- _Your instructions_: Nothing in the records may be left out; restate them word for word.

━━ Dataset excerpts ━━

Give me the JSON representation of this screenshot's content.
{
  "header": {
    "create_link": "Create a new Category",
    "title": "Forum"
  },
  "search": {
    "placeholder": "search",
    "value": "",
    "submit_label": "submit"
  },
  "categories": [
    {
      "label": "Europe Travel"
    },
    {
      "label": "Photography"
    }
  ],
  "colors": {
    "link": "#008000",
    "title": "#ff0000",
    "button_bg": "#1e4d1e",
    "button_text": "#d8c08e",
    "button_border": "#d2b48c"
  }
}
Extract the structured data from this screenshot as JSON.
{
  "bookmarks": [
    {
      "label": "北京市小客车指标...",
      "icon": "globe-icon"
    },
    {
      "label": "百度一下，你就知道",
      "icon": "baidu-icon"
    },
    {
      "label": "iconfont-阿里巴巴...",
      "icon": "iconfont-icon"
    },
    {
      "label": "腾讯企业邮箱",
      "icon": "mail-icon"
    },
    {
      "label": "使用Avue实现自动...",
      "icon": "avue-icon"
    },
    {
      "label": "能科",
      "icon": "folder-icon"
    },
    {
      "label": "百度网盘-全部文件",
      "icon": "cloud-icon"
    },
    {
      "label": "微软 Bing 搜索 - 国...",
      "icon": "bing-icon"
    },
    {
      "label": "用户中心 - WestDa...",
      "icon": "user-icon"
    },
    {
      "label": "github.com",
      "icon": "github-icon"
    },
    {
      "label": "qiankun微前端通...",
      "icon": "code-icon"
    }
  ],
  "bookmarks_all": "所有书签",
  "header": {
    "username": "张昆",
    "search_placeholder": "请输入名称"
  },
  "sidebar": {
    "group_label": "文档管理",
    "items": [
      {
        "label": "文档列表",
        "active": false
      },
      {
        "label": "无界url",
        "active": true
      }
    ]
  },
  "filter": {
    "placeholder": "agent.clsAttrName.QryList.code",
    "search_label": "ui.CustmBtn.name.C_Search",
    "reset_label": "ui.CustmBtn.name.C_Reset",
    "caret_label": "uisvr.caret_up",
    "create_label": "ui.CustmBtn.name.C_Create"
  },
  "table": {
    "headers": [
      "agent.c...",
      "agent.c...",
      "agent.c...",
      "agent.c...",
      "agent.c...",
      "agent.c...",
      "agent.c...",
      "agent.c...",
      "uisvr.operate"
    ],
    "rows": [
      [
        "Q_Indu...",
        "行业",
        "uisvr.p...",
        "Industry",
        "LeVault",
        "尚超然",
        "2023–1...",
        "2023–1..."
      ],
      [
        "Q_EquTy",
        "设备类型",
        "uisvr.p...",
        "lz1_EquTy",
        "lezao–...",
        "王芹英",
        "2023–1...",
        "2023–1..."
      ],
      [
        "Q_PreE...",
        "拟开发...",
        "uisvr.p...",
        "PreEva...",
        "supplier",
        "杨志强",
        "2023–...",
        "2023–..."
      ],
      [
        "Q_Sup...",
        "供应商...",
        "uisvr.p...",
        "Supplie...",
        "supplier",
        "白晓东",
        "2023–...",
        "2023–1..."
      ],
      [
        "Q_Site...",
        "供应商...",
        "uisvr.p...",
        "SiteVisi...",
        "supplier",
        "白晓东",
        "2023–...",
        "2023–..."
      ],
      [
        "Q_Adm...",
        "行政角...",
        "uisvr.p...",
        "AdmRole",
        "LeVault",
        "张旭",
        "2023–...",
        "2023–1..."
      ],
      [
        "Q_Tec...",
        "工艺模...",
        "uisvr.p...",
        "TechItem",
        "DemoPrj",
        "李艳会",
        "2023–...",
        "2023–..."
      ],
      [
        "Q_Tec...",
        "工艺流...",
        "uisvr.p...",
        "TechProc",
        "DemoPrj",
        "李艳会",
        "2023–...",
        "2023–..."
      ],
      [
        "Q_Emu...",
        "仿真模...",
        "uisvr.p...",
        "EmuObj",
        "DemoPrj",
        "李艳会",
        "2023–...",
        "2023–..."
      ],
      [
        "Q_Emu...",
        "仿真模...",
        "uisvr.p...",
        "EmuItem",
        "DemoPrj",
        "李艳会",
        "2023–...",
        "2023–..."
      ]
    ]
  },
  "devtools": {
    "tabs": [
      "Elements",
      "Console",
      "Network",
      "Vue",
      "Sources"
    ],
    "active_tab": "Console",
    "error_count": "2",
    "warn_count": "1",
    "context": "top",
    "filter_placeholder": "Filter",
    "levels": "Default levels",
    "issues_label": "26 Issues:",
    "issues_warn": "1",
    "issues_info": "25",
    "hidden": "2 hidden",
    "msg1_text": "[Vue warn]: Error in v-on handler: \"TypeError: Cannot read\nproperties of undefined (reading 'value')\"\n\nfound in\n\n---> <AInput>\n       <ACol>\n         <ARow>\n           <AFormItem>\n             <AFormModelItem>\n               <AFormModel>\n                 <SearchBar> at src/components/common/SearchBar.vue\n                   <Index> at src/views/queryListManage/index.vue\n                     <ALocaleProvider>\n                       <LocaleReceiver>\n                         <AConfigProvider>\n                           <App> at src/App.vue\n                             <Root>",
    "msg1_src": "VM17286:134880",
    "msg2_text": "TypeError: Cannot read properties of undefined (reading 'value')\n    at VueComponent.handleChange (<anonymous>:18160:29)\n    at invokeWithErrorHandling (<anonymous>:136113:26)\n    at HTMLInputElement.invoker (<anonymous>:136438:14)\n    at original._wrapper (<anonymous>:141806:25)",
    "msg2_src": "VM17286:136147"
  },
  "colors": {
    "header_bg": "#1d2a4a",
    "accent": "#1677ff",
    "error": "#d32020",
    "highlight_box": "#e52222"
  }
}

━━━

- _Answer to this exercise_:
Give me the JSON representation of this screenshot's content.
{
  "header": {
    "create_link": "Create a new Category",
    "title": "Forum"
  },
  "search": {
    "placeholder": "search",
    "value": "",
    "submit_label": "submit"
  },
  "categories": [
    {
      "label": "Europe Travel"
    },
    {
      "label": "Photography"
    }
  ],
  "colors": {
    "link": "#008000",
    "title": "#ff0000",
    "button_bg": "#1e4d1e",
    "button_text": "#d8c08e",
    "button_border": "#d2b48c"
  }
}
Extract the structured data from this screenshot as JSON.
{
  "bookmarks": [
    {
      "label": "北京市小客车指标...",
      "icon": "globe-icon"
    },
    {
      "label": "百度一下，你就知道",
      "icon": "baidu-icon"
    },
    {
      "label": "iconfont-阿里巴巴...",
      "icon": "iconfont-icon"
    },
    {
      "label": "腾讯企业邮箱",
      "icon": "mail-icon"
    },
    {
      "label": "使用Avue实现自动...",
      "icon": "avue-icon"
    },
    {
      "label": "能科",
      "icon": "folder-icon"
    },
    {
      "label": "百度网盘-全部文件",
      "icon": "cloud-icon"
    },
    {
      "label": "微软 Bing 搜索 - 国...",
      "icon": "bing-icon"
    },
    {
      "label": "用户中心 - WestDa...",
      "icon": "user-icon"
    },
    {
      "label": "github.com",
      "icon": "github-icon"
    },
    {
      "label": "qiankun微前端通...",
      "icon": "code-icon"
    }
  ],
  "bookmarks_all": "所有书签",
  "header": {
    "username": "张昆",
    "search_placeholder": "请输入名称"
  },
  "sidebar": {
    "group_label": "文档管理",
    "items": [
      {
        "label": "文档列表",
        "active": false
      },
      {
        "label": "无界url",
        "active": true
      }
    ]
  },
  "filter": {
    "placeholder": "agent.clsAttrName.QryList.code",
    "search_label": "ui.CustmBtn.name.C_Search",
    "reset_label": "ui.CustmBtn.name.C_Reset",
    "caret_label": "uisvr.caret_up",
    "create_label": "ui.CustmBtn.name.C_Create"
  },
  "table": {
    "headers": [
      "agent.c...",
      "agent.c...",
      "agent.c...",
      "agent.c...",
      "agent.c...",
      "agent.c...",
      "agent.c...",
      "agent.c...",
      "uisvr.operate"
    ],
    "rows": [
      [
        "Q_Indu...",
        "行业",
        "uisvr.p...",
        "Industry",
        "LeVault",
        "尚超然",
        "2023–1...",
        "2023–1..."
      ],
      [
        "Q_EquTy",
        "设备类型",
        "uisvr.p...",
        "lz1_EquTy",
        "lezao–...",
        "王芹英",
        "2023–1...",
        "2023–1..."
      ],
      [
        "Q_PreE...",
        "拟开发...",
        "uisvr.p...",
        "PreEva...",
        "supplier",
        "杨志强",
        "2023–...",
        "2023–..."
      ],
      [
        "Q_Sup...",
        "供应商...",
        "uisvr.p...",
        "Supplie...",
        "supplier",
        "白晓东",
        "2023–...",
        "2023–1..."
      ],
      [
        "Q_Site...",
        "供应商...",
        "uisvr.p...",
        "SiteVisi...",
        "supplier",
        "白晓东",
        "2023–...",
        "2023–..."
      ],
      [
        "Q_Adm...",
        "行政角...",
        "uisvr.p...",
        "AdmRole",
        "LeVault",
        "张旭",
        "2023–...",
        "2023–1..."
      ],
      [
        "Q_Tec...",
        "工艺模...",
        "uisvr.p...",
        "TechItem",
        "DemoPrj",
        "李艳会",
        "2023–...",
        "2023–..."
      ],
      [
        "Q_Tec...",
        "工艺流...",
        "uisvr.p...",
        "TechProc",
        "DemoPrj",
        "李艳会",
        "2023–...",
        "2023–..."
      ],
      [
        "Q_Emu...",
        "仿真模...",
        "uisvr.p...",
        "EmuObj",
        "DemoPrj",
        "李艳会",
        "2023–...",
        "2023–..."
      ],
      [
        "Q_Emu...",
        "仿真模...",
        "uisvr.p...",
        "EmuItem",
        "DemoPrj",
        "李艳会",
        "2023–...",
        "2023–..."
      ]
    ]
  },
  "devtools": {
    "tabs": [
      "Elements",
      "Console",
      "Network",
      "Vue",
      "Sources"
    ],
    "active_tab": "Console",
    "error_count": "2",
    "warn_count": "1",
    "context": "top",
    "filter_placeholder": "Filter",
    "levels": "Default levels",
    "issues_label": "26 Issues:",
    "issues_warn": "1",
    "issues_info": "25",
    "hidden": "2 hidden",
    "msg1_text": "[Vue warn]: Error in v-on handler: \"TypeError: Cannot read\nproperties of undefined (reading 'value')\"\n\nfound in\n\n---> <AInput>\n       <ACol>\n         <ARow>\n           <AFormItem>\n             <AFormModelItem>\n               <AFormModel>\n                 <SearchBar> at src/components/common/SearchBar.vue\n                   <Index> at src/views/queryListManage/index.vue\n                     <ALocaleProvider>\n                       <LocaleReceiver>\n                         <AConfigProvider>\n                           <App> at src/App.vue\n                             <Root>",
    "msg1_src": "VM17286:134880",
    "msg2_text": "TypeError: Cannot read properties of undefined (reading 'value')\n    at VueComponent.handleChange (<anonymous>:18160:29)\n    at invokeWithErrorHandling (<anonymous>:136113:26)\n    at HTMLInputElement.invoker (<anonymous>:136438:14)\n    at original._wrapper (<anonymous>:141806:25)",
    "msg2_src": "VM17286:136147"
  },
  "colors": {
    "header_bg": "#1d2a4a",
    "accent": "#1677ff",
    "error": "#d32020",
    "highlight_box": "#e52222"
  }
}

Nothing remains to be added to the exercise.